Sever’s disease, or calcaneal apophysitis, is a common cause of heel pain among active children between 10 to 13 years old. This spontaneous heel pain results from injury to the heel bone?s growth plate which is caused by overuse rather than specific injury or trauma. The condition is common among athletic children, particularly those active in soccer, football, and baseball. Treatment is available to reduce pain and discomfort associated with Sever’s disease, but the condition usually resolves on its own once feet stop growing.
With early puberty, the growth plate at the end of the heel develops, transforming cartilage cells into bone cells. This painful heel condition occurs during these growth spurts, when the heel bone grows more rapidly than the muscles and tendons of the leg. The discrepancy between rates of development causes excess pressure and tension to be placed upon the heel and it becomes less flexible. This condition affects active children the most. Due to the amount of exercise, more stress is placed upon the tendons which in turn causes more damage to the growth plate. The bone plates fully mature and harden by the time a child reaches the age of 15.

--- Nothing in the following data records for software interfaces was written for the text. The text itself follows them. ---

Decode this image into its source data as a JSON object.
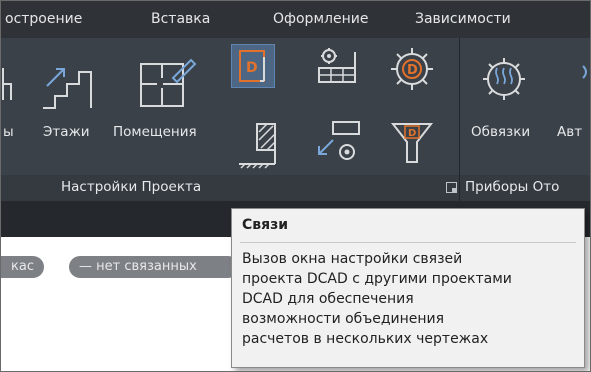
{
  "tabs": [
    {
      "label": "остроение"
    },
    {
      "label": "Вставка"
    },
    {
      "label": "Оформление"
    },
    {
      "label": "Зависимости"
    }
  ],
  "ribbon": {
    "buttons": {
      "partial_left": "ы",
      "floors": "Этажи",
      "rooms": "Помещения",
      "bindings": "Обвязки",
      "auto_partial": "Авт"
    },
    "panels": {
      "project_settings": "Настройки Проекта",
      "heating_devices_partial": "Приборы Ото"
    }
  },
  "pills": {
    "left": "кас",
    "right": "— нет связанных"
  },
  "tooltip": {
    "title": "Связи",
    "lines": [
      "Вызов окна настройки связей",
      "проекта DCAD с другими проектами",
      "DCAD для обеспечения",
      "возможности объединения",
      "расчетов в нескольких чертежах"
    ]
  },
  "colors": {
    "accent_orange": "#e2722b",
    "ribbon_bg": "#3b4148",
    "selected_bg": "#4d6683"
  }
}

Sever?s disease is more common in boys. They tend to have later growth spurts and typically get the condition between the ages of 10 and 15. In girls, it usually happens between 8 and 13. Symptoms can include pain, swelling, or redness in one or both heels, tenderness and tightness in the back of the heel that feels worse when the area is squeezed. Heel pain that gets worse after running or jumping, and feels better after rest. The pain may be especially bad at the beginning of a sports season or when wearing hard, stiff shoes like soccer cleats. Trouble walking. Walking or running with a limp or on tip toes.
A physical exam of the heel will show tenderness over the back of the heel but not in the Achilles tendon or plantar fascia. There may be tightness in the calf muscle, which contributes to tension on the heel. The tendons in the heel get stretched more in patients with flat feet. There is greater impact force on the heels of athletes with a high-arched, rigid foot. The doctor may order an x-ray because x-rays can confirm how mature the growth center is and if there are other sources of heel pain, such as a stress fracture or bone cyst. However, x-rays are not necessary to diagnose Sever?s disease, and it is not possible to make the diagnosis based on the x-ray alone.
Non Surgical Treatment
The primary method of treating Sever?s disease is taking time off from sports and other physical activities to alleviate the pressure on the heel bone. During the healing period, your child?s doctor may also recommend physical therapy or any type of exercise that involves stretching and strengthen leg muscles and tendons. Wrapping ice in a towel and placing it under the child?s heel will also help to alleviate and reduce pain and swelling.
The following exercises are commonly prescribed to patients with Severs disease. You should discuss the suitability of these exercises with your physiotherapist prior to beginning them. Generally, they should be performed 1 – 3 times daily and only provided they do not cause or increase symptoms. Your physiotherapist can advise when it is appropriate to begin the initial exercises and eventually progress to the intermediate, advanced and other exercises. As a general rule, addition of exercises or progression to more advanced exercises should take place provided there is no increase in symptoms. Calf Stretch with Towel. Begin this stretch in long sitting with your leg to be stretched in front of you. Your knee and back should be straight and a towel or rigid band placed around your foot as demonstrated. Using your foot, ankle and the towel, bring your toes towards your head as far as you can go without pain and provided you feel no more than a mild to moderate stretch in the back of your calf, Achilles tendon or leg. Hold for 5 seconds and repeat 10 times at a mild to moderate stretch provided the exercise is pain free. Calf Stretch with Towel. Begin this exercise with a resistance band around your foot and your foot and ankle held up towards your head. Slowly move your foot and ankle down against the resistance band as far as possible and comfortable without pain, tightening your calf muscle. Very slowly return back to the starting position. Repeat 10 – 20 times provided the exercise is pain free. Once you can perform 20 repetitions consistently without pain, the exercise can be progressed by gradually increasing the resistance of the band provided there is no increase in symptoms. Bridging. Begin this exercise lying on your back in the position demonstrated. Slowly lift your bottom pushing through your feet, until your knees, hips and shoulders are in a straight line. Tighten your bottom muscles (gluteals) as you do this. Hold for 2 seconds then slowly lower your bottom back down. Repeat 10 times provided the exercise is pain free.